[RECORDS SHOWN]

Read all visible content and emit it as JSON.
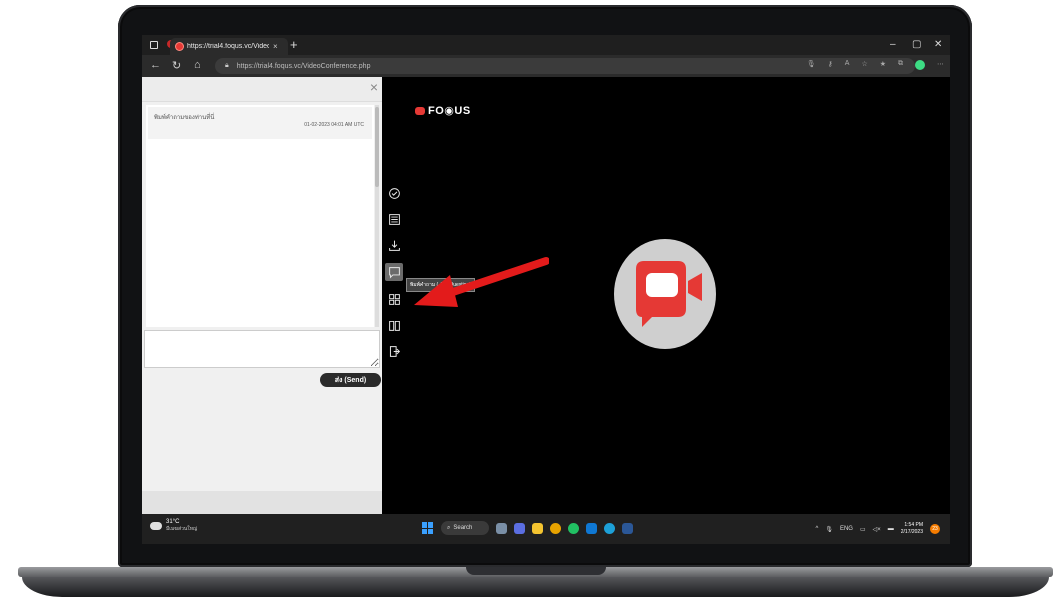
{
  "browser": {
    "tab_title": "https://trial4.foqus.vc/Video",
    "tab_close": "×",
    "new_tab": "+",
    "url_host": "https://trial4.foqus.vc",
    "url_path": "/VideoConference.php",
    "window_controls": [
      "–",
      "▢",
      "✕"
    ]
  },
  "app": {
    "logo_text": "FO◉US",
    "qa_panel": {
      "close": "×",
      "items": [
        {
          "question": "พิมพ์คำถามของท่านที่นี่",
          "timestamp": "01-02-2023 04:01 AM UTC"
        }
      ],
      "input_placeholder": "",
      "send_label": "ส่ง (Send)"
    },
    "toolbar": {
      "items": [
        "check-circle",
        "list",
        "download",
        "ask-question",
        "grid",
        "book",
        "exit"
      ],
      "active": "ask-question",
      "tooltip": "พิมพ์คำถาม ( Ask Question)"
    },
    "accent": "#e53935"
  },
  "taskbar": {
    "weather_temp": "31°C",
    "weather_desc": "มีเมฆส่วนใหญ่",
    "search_label": "Search",
    "lang": "ENG",
    "time": "1:54 PM",
    "date": "2/17/2023",
    "notif_count": "23"
  }
}
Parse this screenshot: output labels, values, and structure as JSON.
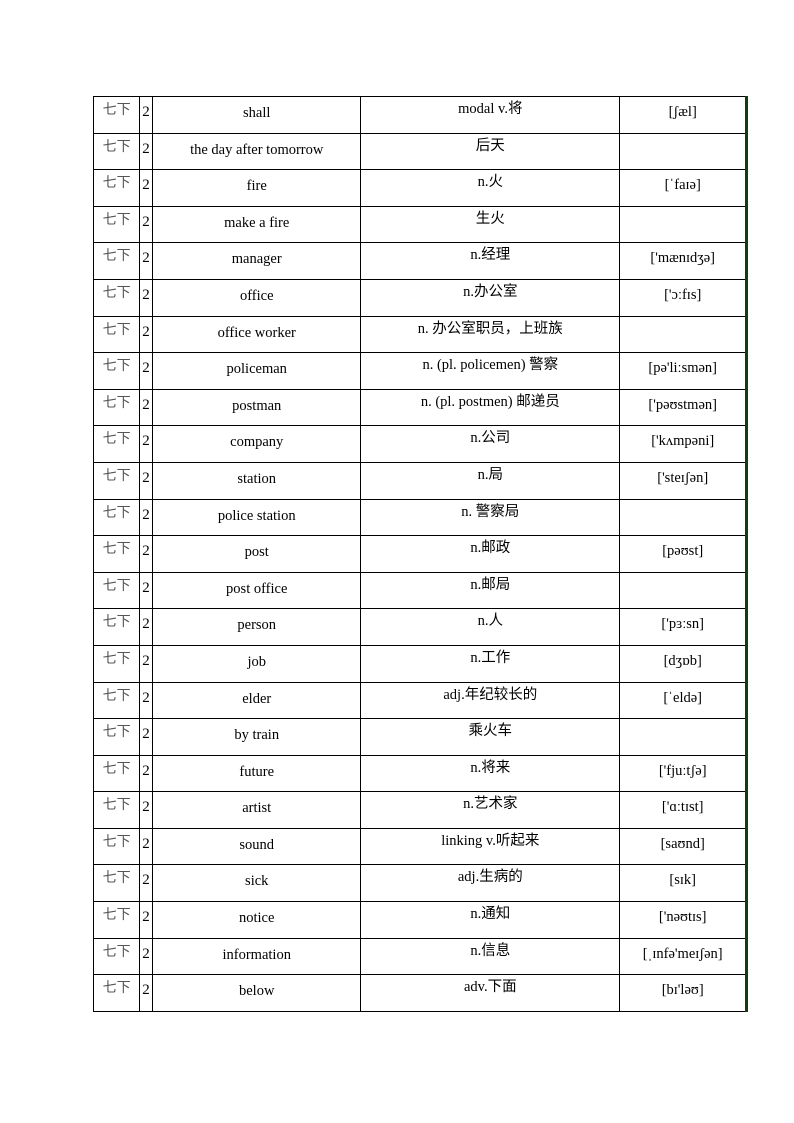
{
  "table": {
    "rows": [
      {
        "grade": "七下",
        "unit": "2",
        "word": "shall",
        "meaning": "modal v.将",
        "phonetic": "[ʃæl]"
      },
      {
        "grade": "七下",
        "unit": "2",
        "word": "the day after tomorrow",
        "meaning": "后天",
        "phonetic": ""
      },
      {
        "grade": "七下",
        "unit": "2",
        "word": "fire",
        "meaning": "n.火",
        "phonetic": "[ˈfaɪə]"
      },
      {
        "grade": "七下",
        "unit": "2",
        "word": "make a fire",
        "meaning": "生火",
        "phonetic": ""
      },
      {
        "grade": "七下",
        "unit": "2",
        "word": "manager",
        "meaning": "n.经理",
        "phonetic": "['mænɪdʒə]"
      },
      {
        "grade": "七下",
        "unit": "2",
        "word": "office",
        "meaning": "n.办公室",
        "phonetic": "['ɔːfɪs]"
      },
      {
        "grade": "七下",
        "unit": "2",
        "word": "office worker",
        "meaning": "n. 办公室职员，上班族",
        "phonetic": ""
      },
      {
        "grade": "七下",
        "unit": "2",
        "word": "policeman",
        "meaning": "n. (pl. policemen)  警察",
        "phonetic": "[pə'liːsmən]"
      },
      {
        "grade": "七下",
        "unit": "2",
        "word": "postman",
        "meaning": "n. (pl. postmen)  邮递员",
        "phonetic": "['pəʊstmən]"
      },
      {
        "grade": "七下",
        "unit": "2",
        "word": "company",
        "meaning": "n.公司",
        "phonetic": "['kʌmpəni]"
      },
      {
        "grade": "七下",
        "unit": "2",
        "word": "station",
        "meaning": "n.局",
        "phonetic": "['steɪʃən]"
      },
      {
        "grade": "七下",
        "unit": "2",
        "word": "police station",
        "meaning": "n.  警察局",
        "phonetic": ""
      },
      {
        "grade": "七下",
        "unit": "2",
        "word": "post",
        "meaning": "n.邮政",
        "phonetic": "[pəʊst]"
      },
      {
        "grade": "七下",
        "unit": "2",
        "word": "post office",
        "meaning": "n.邮局",
        "phonetic": ""
      },
      {
        "grade": "七下",
        "unit": "2",
        "word": "person",
        "meaning": "n.人",
        "phonetic": "['pɜːsn]"
      },
      {
        "grade": "七下",
        "unit": "2",
        "word": "job",
        "meaning": "n.工作",
        "phonetic": "[dʒɒb]"
      },
      {
        "grade": "七下",
        "unit": "2",
        "word": "elder",
        "meaning": "adj.年纪较长的",
        "phonetic": "[ˈeldə]"
      },
      {
        "grade": "七下",
        "unit": "2",
        "word": "by train",
        "meaning": "乘火车",
        "phonetic": ""
      },
      {
        "grade": "七下",
        "unit": "2",
        "word": "future",
        "meaning": "n.将来",
        "phonetic": "['fjuːtʃə]"
      },
      {
        "grade": "七下",
        "unit": "2",
        "word": "artist",
        "meaning": "n.艺术家",
        "phonetic": "['ɑːtɪst]"
      },
      {
        "grade": "七下",
        "unit": "2",
        "word": "sound",
        "meaning": "linking v.听起来",
        "phonetic": "[saʊnd]"
      },
      {
        "grade": "七下",
        "unit": "2",
        "word": "sick",
        "meaning": "adj.生病的",
        "phonetic": "[sɪk]"
      },
      {
        "grade": "七下",
        "unit": "2",
        "word": "notice",
        "meaning": "n.通知",
        "phonetic": "['nəʊtɪs]"
      },
      {
        "grade": "七下",
        "unit": "2",
        "word": "information",
        "meaning": "n.信息",
        "phonetic": "[ˌɪnfə'meɪʃən]"
      },
      {
        "grade": "七下",
        "unit": "2",
        "word": "below",
        "meaning": "adv.下面",
        "phonetic": "[bɪ'ləʊ]"
      }
    ]
  }
}
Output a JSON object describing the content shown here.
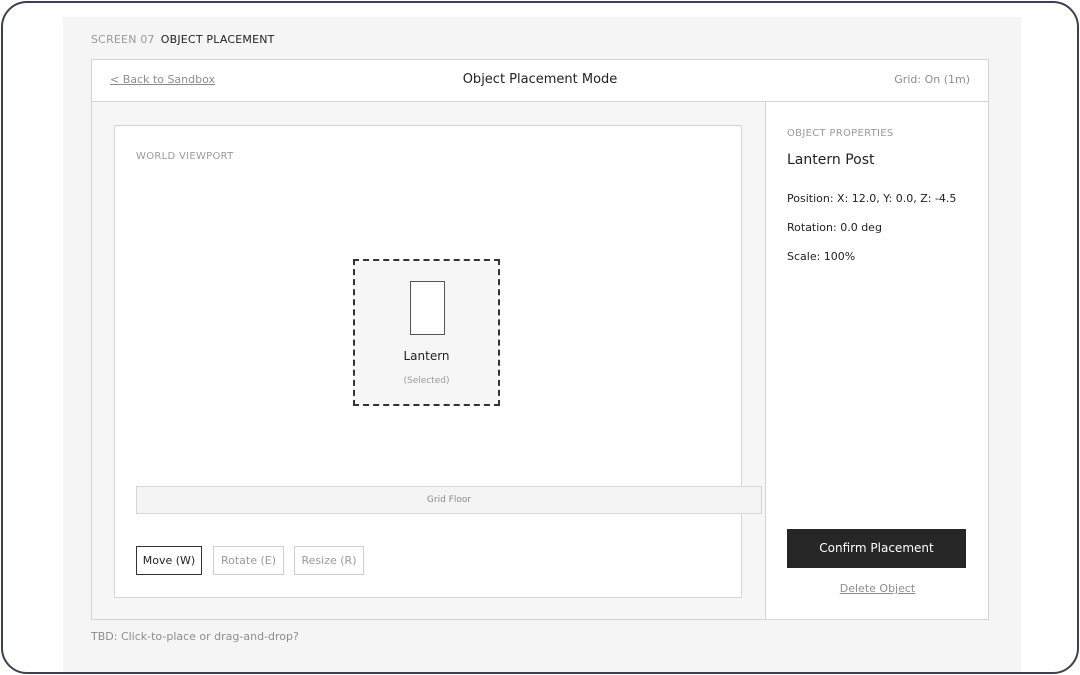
{
  "screen": {
    "number": "SCREEN 07",
    "name": "OBJECT PLACEMENT"
  },
  "header": {
    "back_label": "< Back to Sandbox",
    "title": "Object Placement Mode",
    "grid_status": "Grid: On (1m)"
  },
  "viewport": {
    "label": "WORLD VIEWPORT",
    "object": {
      "name": "Lantern",
      "state": "(Selected)"
    },
    "floor_label": "Grid Floor"
  },
  "tools": [
    {
      "label": "Move (W)",
      "active": true
    },
    {
      "label": "Rotate (E)",
      "active": false
    },
    {
      "label": "Resize (R)",
      "active": false
    }
  ],
  "properties": {
    "section_label": "OBJECT PROPERTIES",
    "title": "Lantern Post",
    "position": "Position: X: 12.0, Y: 0.0, Z: -4.5",
    "rotation": "Rotation: 0.0 deg",
    "scale": "Scale: 100%"
  },
  "actions": {
    "confirm_label": "Confirm Placement",
    "delete_label": "Delete Object"
  },
  "footer_note": "TBD: Click-to-place or drag-and-drop?",
  "colors": {
    "primary_button": "#262626",
    "border": "#d4d4d4",
    "muted_text": "#8d8d8d"
  }
}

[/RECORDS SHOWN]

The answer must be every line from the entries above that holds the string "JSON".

◆ **SOLUTION TO THIS PROBLEM**
Read all visible content and emit it as JSON.
Parse this screenshot: output labels, values, and structure as JSON.
Output a JSON object describing the content shown here.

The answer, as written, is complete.